• **TASK OBJECTIVE**
Every line containing the string "start" should be returned from the records.

• **SOURCE MATERIAL**
-.-.-

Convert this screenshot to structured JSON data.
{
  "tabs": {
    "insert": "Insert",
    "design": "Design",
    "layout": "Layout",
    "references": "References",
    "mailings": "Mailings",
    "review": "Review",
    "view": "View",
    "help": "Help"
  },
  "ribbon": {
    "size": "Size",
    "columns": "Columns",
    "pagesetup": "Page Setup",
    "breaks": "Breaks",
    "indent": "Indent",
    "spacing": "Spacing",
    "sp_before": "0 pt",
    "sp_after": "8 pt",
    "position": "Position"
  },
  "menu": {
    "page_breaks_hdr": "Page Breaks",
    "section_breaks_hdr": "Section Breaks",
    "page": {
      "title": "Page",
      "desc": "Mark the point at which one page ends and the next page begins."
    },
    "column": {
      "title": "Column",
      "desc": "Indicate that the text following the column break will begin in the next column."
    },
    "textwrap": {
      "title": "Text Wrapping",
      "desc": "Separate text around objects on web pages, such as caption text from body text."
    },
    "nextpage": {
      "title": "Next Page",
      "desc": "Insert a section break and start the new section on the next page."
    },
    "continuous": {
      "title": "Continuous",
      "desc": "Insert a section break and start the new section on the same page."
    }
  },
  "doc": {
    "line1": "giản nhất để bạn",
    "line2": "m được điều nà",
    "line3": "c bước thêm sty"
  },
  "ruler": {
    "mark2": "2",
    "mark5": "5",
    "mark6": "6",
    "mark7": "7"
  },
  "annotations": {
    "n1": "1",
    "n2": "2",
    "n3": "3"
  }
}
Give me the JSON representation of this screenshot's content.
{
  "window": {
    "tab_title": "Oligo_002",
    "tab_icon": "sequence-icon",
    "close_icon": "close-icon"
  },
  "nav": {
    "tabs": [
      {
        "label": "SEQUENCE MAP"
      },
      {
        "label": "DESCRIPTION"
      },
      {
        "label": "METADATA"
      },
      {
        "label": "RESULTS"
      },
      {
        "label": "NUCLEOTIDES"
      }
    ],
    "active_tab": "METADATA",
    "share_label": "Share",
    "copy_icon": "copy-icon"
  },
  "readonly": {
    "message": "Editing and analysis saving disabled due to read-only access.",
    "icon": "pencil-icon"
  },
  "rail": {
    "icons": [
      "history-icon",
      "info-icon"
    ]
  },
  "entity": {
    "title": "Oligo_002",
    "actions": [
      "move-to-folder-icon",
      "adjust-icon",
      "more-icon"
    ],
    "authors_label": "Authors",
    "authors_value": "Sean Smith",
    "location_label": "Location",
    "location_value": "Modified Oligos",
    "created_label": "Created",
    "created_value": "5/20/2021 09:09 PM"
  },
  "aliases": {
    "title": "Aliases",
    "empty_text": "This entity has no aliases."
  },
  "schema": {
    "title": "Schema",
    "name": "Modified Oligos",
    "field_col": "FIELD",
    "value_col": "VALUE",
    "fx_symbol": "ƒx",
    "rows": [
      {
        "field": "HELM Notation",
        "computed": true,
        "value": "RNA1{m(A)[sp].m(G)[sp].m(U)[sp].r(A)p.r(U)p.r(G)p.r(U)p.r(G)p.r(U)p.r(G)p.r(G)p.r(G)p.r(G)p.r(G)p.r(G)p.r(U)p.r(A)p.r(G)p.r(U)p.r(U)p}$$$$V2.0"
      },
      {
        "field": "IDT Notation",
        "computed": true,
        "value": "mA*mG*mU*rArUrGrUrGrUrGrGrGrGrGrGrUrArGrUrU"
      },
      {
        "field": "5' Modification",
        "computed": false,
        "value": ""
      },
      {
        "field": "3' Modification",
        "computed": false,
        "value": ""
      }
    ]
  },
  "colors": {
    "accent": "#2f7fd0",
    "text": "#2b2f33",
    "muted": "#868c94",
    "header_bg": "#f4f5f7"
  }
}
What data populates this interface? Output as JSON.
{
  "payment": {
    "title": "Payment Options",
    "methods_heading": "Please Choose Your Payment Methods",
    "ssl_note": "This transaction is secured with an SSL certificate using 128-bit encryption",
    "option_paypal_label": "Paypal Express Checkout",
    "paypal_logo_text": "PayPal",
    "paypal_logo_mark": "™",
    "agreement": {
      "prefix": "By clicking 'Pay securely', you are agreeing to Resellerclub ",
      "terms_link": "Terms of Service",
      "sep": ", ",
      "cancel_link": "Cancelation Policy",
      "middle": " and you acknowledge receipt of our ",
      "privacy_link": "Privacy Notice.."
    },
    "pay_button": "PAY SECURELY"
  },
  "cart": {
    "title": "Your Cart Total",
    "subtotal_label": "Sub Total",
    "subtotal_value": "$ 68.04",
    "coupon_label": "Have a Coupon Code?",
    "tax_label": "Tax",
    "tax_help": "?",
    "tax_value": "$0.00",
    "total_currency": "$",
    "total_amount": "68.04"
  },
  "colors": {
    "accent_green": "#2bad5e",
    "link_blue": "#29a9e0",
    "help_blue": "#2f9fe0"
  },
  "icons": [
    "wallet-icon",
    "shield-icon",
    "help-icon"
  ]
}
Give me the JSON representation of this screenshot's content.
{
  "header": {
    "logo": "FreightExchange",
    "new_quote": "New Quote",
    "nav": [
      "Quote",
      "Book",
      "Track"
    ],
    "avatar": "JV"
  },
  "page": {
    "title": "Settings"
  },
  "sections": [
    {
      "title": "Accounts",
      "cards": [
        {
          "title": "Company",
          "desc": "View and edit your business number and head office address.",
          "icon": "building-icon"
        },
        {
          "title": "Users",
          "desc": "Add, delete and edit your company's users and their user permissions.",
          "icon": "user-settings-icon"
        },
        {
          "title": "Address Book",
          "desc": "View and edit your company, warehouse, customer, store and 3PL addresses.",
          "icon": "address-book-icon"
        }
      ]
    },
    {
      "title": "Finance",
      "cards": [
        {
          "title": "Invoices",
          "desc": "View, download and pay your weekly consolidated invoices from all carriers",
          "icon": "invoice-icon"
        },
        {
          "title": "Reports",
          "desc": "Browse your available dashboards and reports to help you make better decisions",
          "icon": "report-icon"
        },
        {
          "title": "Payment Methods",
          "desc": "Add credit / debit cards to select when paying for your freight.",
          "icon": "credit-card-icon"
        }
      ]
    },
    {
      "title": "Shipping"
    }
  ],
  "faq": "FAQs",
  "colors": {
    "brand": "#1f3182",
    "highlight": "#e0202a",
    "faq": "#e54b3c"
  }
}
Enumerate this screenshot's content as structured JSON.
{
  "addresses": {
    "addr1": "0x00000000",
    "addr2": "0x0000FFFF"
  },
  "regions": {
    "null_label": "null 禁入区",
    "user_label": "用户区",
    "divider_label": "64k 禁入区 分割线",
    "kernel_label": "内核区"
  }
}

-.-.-

• **SOLUTION TO THIS PROBLEM**
      "desc": "Insert a section break and start the new section on the next page."
      "desc": "Insert a section break and start the new section on the same page."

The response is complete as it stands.